The prophet Jeremiah lived through the greatest disaster that befell the nation of Israel: the final stages of its conquest and exile. There was nothing left to hope in. In the throes of this disaster Jeremiah finds it easier to believe in God’s judgement & wrath than in his mercy & joy in his people. That is the state that Jeremiah is in when he questions God over buying a field, a possession in Israel, when all is lost (Jeremiah 32:25). He can’t see past the present judgement to a future hope. We can find ourselves in the same position.
God is straight with Jeremiah (32: 36-44) on the coming judgement, and equally straight about the future hope. Just listen to what God says:
“Behold I will gather them.” 32:37
“They shall be my people, and I will be their God.” 32:38
“I will rejoice in doing them good.” 32:41
“I will plant them … with all my heart and soul.” 32:41
In the depths of disaster and difficulty it is always hard to hold on to the promises. And yet, the promised disaster arriving was straightforward proof that God was following through on his promises, and if he has followed through with promised disaster he will follow through on promised good.
Not every difficult time is a judgement on us, Job’s story proves that conclusively, but in every difficult time we have the promise of good through a faithful God who has fulfilled every promise he has made. When he promises “they will be my people and I will be their God” he will do it!
That this same God rejoices in doing us good and plants us with all his heart and soul should give each one of us cause to rejoice in him, and live in him and with him with all our hearts and souls.
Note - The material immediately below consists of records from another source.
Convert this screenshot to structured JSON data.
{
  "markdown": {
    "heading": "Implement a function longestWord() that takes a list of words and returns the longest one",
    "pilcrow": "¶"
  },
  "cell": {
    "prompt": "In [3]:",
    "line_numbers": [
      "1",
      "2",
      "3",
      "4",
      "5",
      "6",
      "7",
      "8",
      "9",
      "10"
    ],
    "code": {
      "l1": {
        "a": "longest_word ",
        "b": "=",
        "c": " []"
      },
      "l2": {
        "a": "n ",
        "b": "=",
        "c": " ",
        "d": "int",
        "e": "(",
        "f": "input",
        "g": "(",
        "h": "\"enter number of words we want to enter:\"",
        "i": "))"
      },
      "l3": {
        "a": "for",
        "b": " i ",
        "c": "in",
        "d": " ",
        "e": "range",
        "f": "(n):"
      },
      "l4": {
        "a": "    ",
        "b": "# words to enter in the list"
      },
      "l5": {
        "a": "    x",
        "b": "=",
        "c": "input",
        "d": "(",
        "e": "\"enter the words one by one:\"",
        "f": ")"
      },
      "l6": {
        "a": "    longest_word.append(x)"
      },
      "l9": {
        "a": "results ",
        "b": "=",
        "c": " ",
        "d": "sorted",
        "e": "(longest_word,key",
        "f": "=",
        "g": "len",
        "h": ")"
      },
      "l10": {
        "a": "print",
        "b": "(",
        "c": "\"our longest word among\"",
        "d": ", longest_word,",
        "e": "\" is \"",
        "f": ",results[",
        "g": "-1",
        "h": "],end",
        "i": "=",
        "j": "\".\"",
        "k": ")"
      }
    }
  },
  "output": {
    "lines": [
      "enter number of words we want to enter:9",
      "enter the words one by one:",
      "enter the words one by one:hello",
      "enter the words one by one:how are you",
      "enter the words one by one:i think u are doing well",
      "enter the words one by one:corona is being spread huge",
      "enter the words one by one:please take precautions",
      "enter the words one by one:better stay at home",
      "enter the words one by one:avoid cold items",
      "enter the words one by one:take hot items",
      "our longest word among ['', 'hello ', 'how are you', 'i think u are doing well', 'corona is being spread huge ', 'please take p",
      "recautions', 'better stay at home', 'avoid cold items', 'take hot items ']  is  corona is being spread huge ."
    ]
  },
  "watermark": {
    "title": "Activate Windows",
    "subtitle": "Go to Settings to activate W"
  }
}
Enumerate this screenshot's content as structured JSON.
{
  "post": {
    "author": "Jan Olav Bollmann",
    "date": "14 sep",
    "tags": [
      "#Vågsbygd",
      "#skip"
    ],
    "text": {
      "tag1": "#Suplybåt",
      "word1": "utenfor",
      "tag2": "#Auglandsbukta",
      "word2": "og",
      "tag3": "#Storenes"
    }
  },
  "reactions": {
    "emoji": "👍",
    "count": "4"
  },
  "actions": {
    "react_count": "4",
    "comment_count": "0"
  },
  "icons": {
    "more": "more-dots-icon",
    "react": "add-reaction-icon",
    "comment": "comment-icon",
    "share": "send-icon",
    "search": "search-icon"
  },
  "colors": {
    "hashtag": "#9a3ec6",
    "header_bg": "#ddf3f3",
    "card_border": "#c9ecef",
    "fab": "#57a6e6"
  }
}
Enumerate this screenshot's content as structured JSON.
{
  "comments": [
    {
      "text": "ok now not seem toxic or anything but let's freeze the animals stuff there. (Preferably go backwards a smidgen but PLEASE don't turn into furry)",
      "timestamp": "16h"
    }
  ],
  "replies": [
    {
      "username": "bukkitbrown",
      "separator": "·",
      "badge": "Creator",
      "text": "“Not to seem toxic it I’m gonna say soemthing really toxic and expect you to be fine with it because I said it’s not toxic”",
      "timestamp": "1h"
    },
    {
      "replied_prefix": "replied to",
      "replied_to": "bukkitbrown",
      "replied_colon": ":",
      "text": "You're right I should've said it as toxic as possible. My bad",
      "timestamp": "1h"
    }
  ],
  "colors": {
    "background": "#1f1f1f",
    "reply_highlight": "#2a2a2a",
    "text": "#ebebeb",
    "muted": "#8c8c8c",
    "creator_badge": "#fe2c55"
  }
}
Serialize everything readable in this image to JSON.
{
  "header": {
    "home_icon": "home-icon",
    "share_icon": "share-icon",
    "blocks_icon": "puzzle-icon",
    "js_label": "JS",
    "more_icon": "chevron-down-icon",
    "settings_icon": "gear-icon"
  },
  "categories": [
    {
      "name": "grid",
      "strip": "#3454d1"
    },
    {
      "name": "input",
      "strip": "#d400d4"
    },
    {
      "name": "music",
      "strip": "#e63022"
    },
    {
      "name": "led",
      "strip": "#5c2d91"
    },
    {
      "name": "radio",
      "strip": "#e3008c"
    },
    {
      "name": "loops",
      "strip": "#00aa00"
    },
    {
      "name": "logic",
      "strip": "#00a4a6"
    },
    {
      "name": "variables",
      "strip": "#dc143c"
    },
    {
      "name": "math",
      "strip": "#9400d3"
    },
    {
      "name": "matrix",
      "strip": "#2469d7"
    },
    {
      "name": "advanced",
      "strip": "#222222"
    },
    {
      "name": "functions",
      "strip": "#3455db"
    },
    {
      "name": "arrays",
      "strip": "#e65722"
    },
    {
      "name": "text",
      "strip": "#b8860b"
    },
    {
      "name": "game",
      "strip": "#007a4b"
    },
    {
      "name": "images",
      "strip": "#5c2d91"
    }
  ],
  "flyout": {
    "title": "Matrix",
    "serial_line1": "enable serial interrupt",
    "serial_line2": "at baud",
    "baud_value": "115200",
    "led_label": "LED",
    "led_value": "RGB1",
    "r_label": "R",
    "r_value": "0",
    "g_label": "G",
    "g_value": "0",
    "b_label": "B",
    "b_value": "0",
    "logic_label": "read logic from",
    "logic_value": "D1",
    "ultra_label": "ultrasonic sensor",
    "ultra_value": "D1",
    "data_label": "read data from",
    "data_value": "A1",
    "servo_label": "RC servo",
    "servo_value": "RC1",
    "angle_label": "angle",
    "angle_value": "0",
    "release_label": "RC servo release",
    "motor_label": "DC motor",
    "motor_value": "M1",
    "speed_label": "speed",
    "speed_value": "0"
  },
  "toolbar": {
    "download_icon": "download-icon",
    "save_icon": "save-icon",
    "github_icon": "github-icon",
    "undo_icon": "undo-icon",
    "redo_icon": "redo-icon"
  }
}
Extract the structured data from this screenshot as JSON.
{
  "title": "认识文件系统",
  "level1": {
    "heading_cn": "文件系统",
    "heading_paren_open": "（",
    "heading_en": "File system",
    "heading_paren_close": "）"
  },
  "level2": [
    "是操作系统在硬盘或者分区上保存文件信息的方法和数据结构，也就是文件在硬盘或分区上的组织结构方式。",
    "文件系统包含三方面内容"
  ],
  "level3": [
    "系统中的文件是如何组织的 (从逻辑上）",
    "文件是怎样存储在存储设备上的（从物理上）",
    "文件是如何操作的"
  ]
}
In the depths of disaster and difficulty let’s hold on the the precious promises that God has already given us, knowing that he will fulfil them.